“Good. Since you’ve told nobody but me, then nobody needs to know”. Sadiat made me to know that it did not started with me, and that it would not end with me. She also made me realize that as girls – with pointed breast and lucrative behind, we could not run away from our boys. She reminded me her own experience too. It was Mr Ologbosere, our Further Mathematics teacher. For weeks, she cried, cried, cried, and cried. Nobody wanted to know if she was innocent or not; why did she go to his house in the first place? But, how could she had refused to carry out her teacher’s order which was to come over to his house and fetch water?

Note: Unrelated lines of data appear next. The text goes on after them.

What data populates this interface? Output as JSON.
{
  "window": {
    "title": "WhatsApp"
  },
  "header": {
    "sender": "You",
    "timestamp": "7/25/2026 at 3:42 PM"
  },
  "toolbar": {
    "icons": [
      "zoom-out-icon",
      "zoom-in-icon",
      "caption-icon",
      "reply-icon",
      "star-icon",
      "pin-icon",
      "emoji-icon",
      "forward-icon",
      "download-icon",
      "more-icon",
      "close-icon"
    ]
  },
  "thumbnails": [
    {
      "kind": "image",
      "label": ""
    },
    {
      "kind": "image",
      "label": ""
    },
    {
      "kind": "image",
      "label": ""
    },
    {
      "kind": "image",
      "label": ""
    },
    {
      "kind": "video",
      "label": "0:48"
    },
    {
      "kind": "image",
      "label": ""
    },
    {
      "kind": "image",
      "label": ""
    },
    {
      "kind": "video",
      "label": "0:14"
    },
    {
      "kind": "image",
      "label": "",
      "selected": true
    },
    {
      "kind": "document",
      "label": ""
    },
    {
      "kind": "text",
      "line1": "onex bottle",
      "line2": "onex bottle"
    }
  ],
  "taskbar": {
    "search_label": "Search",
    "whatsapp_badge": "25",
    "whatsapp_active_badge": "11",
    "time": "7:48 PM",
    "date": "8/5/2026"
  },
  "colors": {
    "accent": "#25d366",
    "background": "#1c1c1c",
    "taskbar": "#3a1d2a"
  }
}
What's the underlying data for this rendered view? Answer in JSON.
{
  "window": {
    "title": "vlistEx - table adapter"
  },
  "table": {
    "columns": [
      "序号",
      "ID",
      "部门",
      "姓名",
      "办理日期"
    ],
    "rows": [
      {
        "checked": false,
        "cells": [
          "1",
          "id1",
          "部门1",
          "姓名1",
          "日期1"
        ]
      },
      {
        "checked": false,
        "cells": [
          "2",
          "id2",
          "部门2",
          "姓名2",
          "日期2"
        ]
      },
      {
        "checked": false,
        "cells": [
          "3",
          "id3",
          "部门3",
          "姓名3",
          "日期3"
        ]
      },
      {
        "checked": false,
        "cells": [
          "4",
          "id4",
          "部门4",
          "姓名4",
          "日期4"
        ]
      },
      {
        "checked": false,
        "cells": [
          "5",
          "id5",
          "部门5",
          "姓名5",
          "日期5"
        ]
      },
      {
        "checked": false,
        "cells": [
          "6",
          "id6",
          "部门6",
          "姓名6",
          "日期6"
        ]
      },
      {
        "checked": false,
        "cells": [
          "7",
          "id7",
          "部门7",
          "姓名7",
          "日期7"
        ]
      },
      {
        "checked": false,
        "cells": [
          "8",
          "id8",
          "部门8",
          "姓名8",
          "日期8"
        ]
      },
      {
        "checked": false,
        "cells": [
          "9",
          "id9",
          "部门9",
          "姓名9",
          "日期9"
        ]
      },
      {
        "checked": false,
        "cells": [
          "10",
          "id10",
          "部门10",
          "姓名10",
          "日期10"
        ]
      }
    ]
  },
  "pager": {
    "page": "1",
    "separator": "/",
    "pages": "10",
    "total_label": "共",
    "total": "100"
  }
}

“Go home, Risi. Clean up. Get your slaps and abuses from Iya Risi. It doesn’t kill. I wish our mothers will one day listen to us”. Sadiat kissed me on my cheeks. Wiped my tears with her wrapper. And smiled.

This happened when I was fourteen. But the memory remained fresh in my sight. I hated my body – every single part. I had tried all these years to forget it but each time I tried, I failed. Each time my husband climbed on me, it was not his movement I felt, but the hemp smoking boys in the uncompleted building along Odo Oja.

Akin had suggested I see a psychiatrist. But, this was beyond a man – a man did not experience what I experienced that hot afternoon. He was not there in the uncompleted building. He did not feel the sharp pains I felt that day. How could he convince me he felt exactly how I felt?

I would not see any doctor – psychiatrist or therapist. I would not let it go – even if it kills me.